By New Times
By Derek Askey
By Mark Deming
By Serene Dominic
By Jason Keil
By Robrt L. Pela and Amy Silverman
By Jeff Moses
By Serene Dominic
A hefty chunk of Phoenix's musical glory days is contained on these two discs, collections of soul and funk singles from the '60s and early '70s that remind the listener that the 'Nix once aspired to be a real music town, like Detroit. Actually, listen to either one of these discs and you'll be surprised at how authentic our soul scene was back in the day, whether you're middle-aged and reminiscing or a young hip-hop DJ looking for a fresh new cut.
Each compilation is assembled around a critical hub of the soul scene back then: producers and label owners Mike Lenaburg and Hadley Murrell. Lenaburg recorded and released records by Phoenix's finest soul outfits even if he had to assemble them himself as well as managing groups, owning two record stores, and DJing on the radio. Murrell was one of the first black radio personalities in town, bringing R&B to the airwaves in the mid-'60s, and went on to produce soul outfits like Eddie & Ernie, Roy & the Dew Drops, and the Soulsetters.

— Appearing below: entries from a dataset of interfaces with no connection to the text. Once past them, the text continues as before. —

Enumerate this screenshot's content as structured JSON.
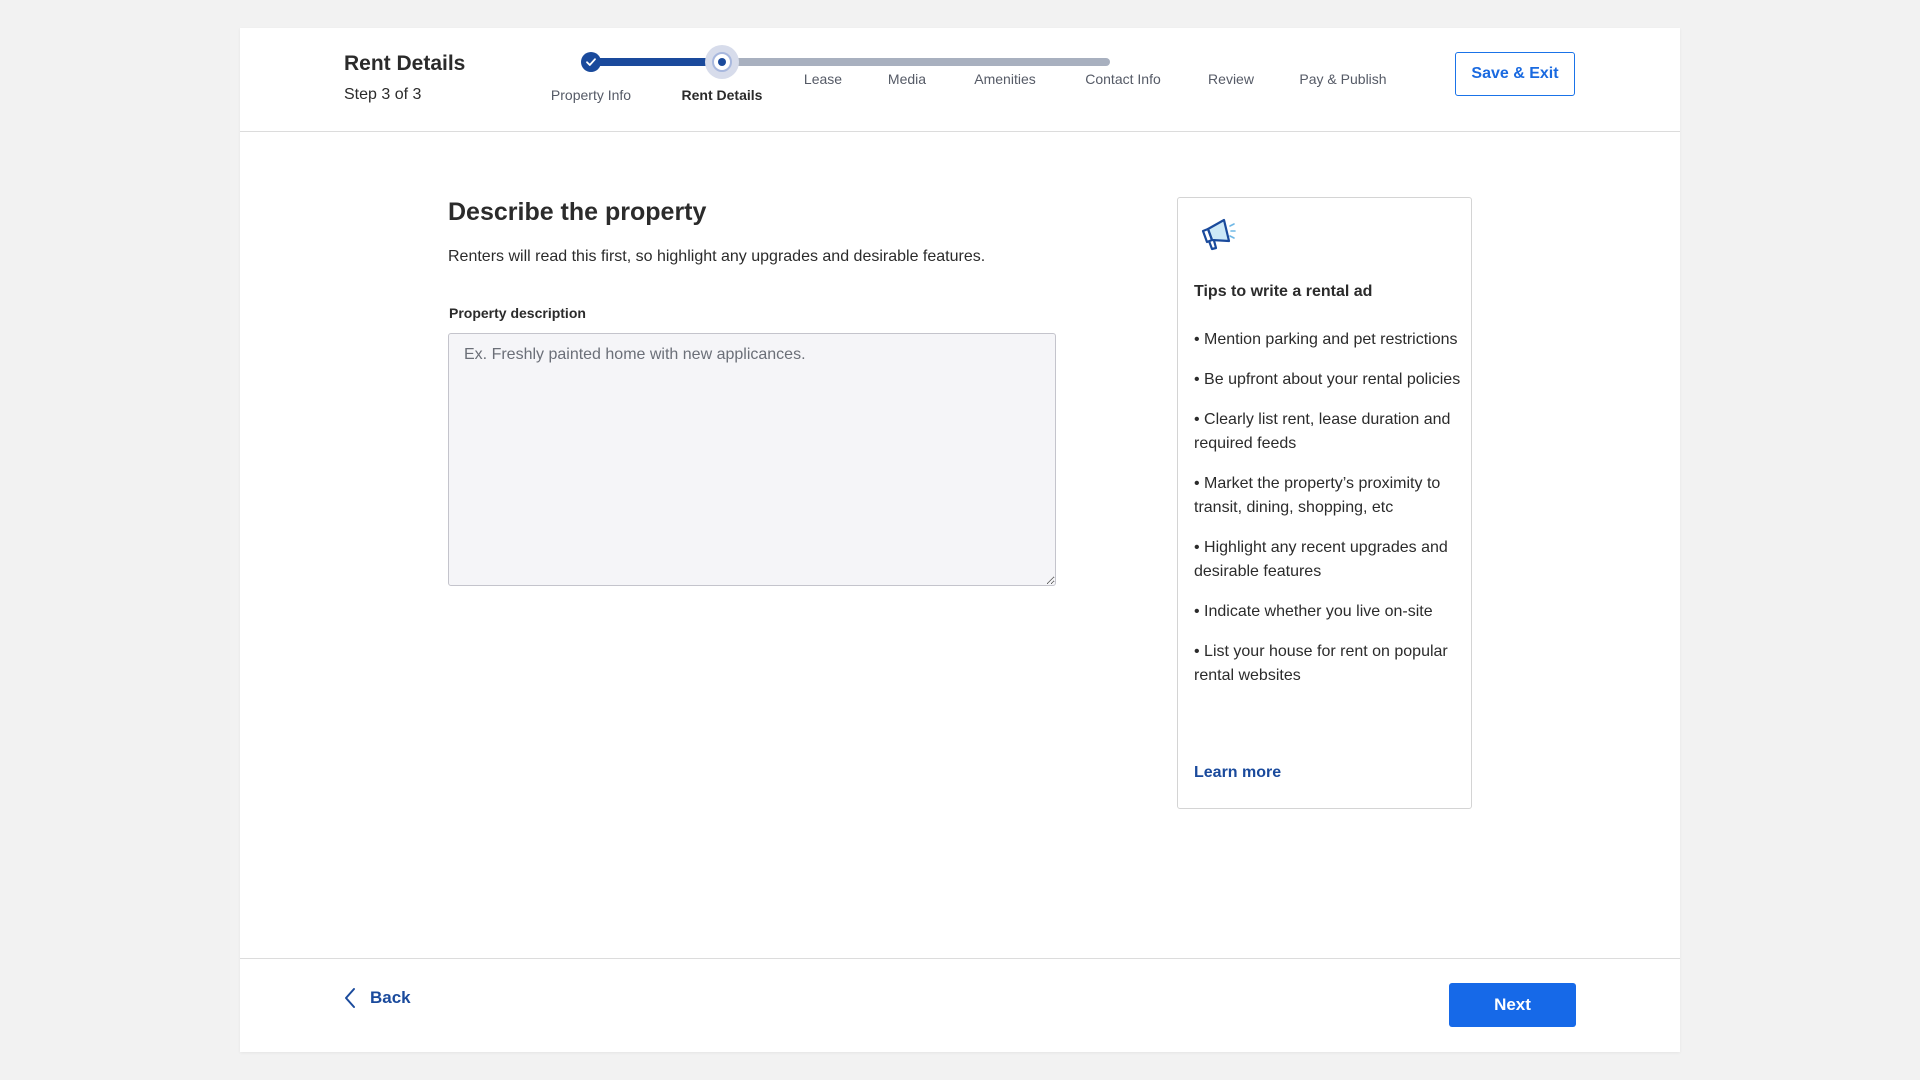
{
  "header": {
    "title": "Rent Details",
    "step": "Step 3 of 3",
    "save_exit_label": "Save & Exit",
    "progress_fraction": 0.25,
    "steps": [
      {
        "label": "Property Info",
        "state": "done"
      },
      {
        "label": "Rent Details",
        "state": "current"
      },
      {
        "label": "Lease",
        "state": "upcoming"
      },
      {
        "label": "Media",
        "state": "upcoming"
      },
      {
        "label": "Amenities",
        "state": "upcoming"
      },
      {
        "label": "Contact Info",
        "state": "upcoming"
      },
      {
        "label": "Review",
        "state": "upcoming"
      },
      {
        "label": "Pay & Publish",
        "state": "upcoming"
      }
    ]
  },
  "main": {
    "title": "Describe the property",
    "subtitle": "Renters will read this first, so highlight any upgrades and desirable features.",
    "field_label": "Property description",
    "field_placeholder": "Ex. Freshly painted home with new applicances.",
    "field_value": ""
  },
  "tips": {
    "icon": "megaphone-icon",
    "title": "Tips to write a rental ad",
    "items": [
      "• Mention parking and pet restrictions",
      "• Be upfront about your rental policies",
      "• Clearly list rent, lease duration and required feeds",
      "• Market the property’s proximity to transit, dining, shopping, etc",
      "• Highlight any recent upgrades and desirable features",
      "• Indicate whether you live on-site",
      "• List your house for rent on popular rental websites"
    ],
    "learn_more": "Learn more"
  },
  "footer": {
    "back_label": "Back",
    "next_label": "Next"
  },
  "colors": {
    "primary": "#1669e8",
    "navy": "#1a4a9c",
    "track": "#a8b0bf"
  }
}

Murrell's disc feels funkier, while Lenaburg's is smoother and silkier soul. Lenaburg had the laid-back grooves of Michael Liggins, whose "Standing on the Corner," "Loaded to the Gills," "Black and Beautiful," and "Loaded Back" are included (Liggins' original 45s are among the most valuable of old Phoenix collectibles; hold on to 'em if you've got one). Murrell's Soul Side of the Street takes its name from a track by Roy & the Dew Drops, a young Chicano band he was booking in the late '60s, along with the Soulsetters, whose weirdly endearing novelty track "Cecil, the Unwanted French Fry" closes the album.
Both Lenaburg and Murrell were visionaries, though their accomplishments are largely forgotten. These two compilations serve to give a little more respect where it's due.